Darzalex, created by Genmab, and developed and commercialized by Janssen Pharmaceuticals, is an antibody that binds to and blocks the activity of CD38, a protein prevalent on the surface of myeloma cells, regardless of disease severity. By binding to CD38, Darzalex not only kills cancer cells directly, but also induces an immune reaction that helps destroy the cancer.

The approval was based on the positive results of the Phase 3 MAIA trial (NCT02252172), showing the therapeutic benefits of adding Darzalex to Revlimid and dexamethasone, a standard of myeloma treatment.

MAIA recruited 737 people newly diagnosed with multiple myeloma at more than 210 centers in North America, Europe, Australia, and Israel. All were ineligible for ASCT (a stem cell transplant using their own stem cells).

Participants were assigned randomly to Revlimid and dexamethasone  treatment with or without Darzalex until the disease progressed or unacceptable adverse effects occurred.

The trial’s main goal was to determine whether the triple combo extended the time patients lived without signs of disease progression, compared with treatment without Darzalex. Secondary goals included assessing complete responses, overall survival, and minimal residual disease. This refers to the small number of myeloma cells that remain in the body after treatment and may cause disease relapse.

At a median follow-up of 28 months, adding Darzalex reduced the risk of disease progression or death by 44%, nearly doubled the number of complete responses (47.6% vs. 24.9%), and more than tripled those who were free of minimal residual disease (24.2% vs. 7.3%), compared with Revlimid and dexamethasone only.

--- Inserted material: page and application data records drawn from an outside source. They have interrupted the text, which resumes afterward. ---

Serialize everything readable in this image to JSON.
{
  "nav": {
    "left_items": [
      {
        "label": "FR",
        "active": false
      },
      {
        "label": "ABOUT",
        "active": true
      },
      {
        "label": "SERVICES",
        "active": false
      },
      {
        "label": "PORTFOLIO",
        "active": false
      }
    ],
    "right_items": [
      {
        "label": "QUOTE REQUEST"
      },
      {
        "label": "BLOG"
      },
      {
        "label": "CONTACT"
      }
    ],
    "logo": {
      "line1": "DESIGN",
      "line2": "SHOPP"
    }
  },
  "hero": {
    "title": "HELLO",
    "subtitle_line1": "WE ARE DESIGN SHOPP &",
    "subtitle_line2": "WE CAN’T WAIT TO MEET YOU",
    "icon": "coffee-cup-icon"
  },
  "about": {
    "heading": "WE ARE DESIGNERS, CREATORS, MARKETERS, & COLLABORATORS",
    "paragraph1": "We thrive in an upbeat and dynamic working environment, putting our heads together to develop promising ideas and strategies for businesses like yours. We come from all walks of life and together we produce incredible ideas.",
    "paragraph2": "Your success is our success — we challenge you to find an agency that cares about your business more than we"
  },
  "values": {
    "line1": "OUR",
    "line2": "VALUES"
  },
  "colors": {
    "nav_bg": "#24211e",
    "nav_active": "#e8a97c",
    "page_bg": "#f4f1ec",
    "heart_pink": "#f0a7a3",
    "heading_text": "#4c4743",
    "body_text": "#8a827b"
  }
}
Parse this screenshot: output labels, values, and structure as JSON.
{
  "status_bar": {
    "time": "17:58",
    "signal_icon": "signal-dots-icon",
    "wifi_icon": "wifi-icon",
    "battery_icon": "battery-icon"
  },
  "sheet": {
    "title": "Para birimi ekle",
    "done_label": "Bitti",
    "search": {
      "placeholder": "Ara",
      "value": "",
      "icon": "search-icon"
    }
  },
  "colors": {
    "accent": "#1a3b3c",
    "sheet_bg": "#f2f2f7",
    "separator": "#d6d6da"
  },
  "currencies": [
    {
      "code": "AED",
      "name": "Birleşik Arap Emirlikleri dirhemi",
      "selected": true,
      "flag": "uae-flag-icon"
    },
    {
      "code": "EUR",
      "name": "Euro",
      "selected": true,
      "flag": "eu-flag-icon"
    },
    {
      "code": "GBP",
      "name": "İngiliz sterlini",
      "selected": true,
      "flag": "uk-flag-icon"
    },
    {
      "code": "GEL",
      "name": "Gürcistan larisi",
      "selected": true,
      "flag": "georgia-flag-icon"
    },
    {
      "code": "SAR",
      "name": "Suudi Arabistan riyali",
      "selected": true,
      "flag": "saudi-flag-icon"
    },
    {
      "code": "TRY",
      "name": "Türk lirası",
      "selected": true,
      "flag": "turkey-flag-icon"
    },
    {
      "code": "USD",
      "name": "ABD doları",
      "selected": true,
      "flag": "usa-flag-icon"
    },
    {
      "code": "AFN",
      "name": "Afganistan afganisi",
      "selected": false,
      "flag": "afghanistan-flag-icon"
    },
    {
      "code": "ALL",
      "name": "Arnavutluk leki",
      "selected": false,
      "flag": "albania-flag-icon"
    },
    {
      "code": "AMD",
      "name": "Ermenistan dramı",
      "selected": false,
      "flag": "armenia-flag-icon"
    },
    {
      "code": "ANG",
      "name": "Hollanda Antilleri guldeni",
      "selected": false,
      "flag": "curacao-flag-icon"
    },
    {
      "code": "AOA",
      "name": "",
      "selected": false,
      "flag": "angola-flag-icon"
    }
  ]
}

At the time of the analysis, the median overall survival had not been reached in either group, meaning that more than half of patients in each group were still alive. Follow-up for long-term survival is ongoing.

Consistent with previous studies, adding Darzalex to standard treatment increased the rates of some adverse events (side effects). However, fewer people on triple therapy discontinued treatment due to adverse reactions (7.1% vs. 15.9%).

Janssen has a comprehensive clinical development program for Darzalex in multiple myeloma, including several Phase 3 studies. The company is planning to or currently evaluating Darzalex in other types of blood cancers with high levels of CD38, such as some lymphomas and acute lymphoblastic leukemias.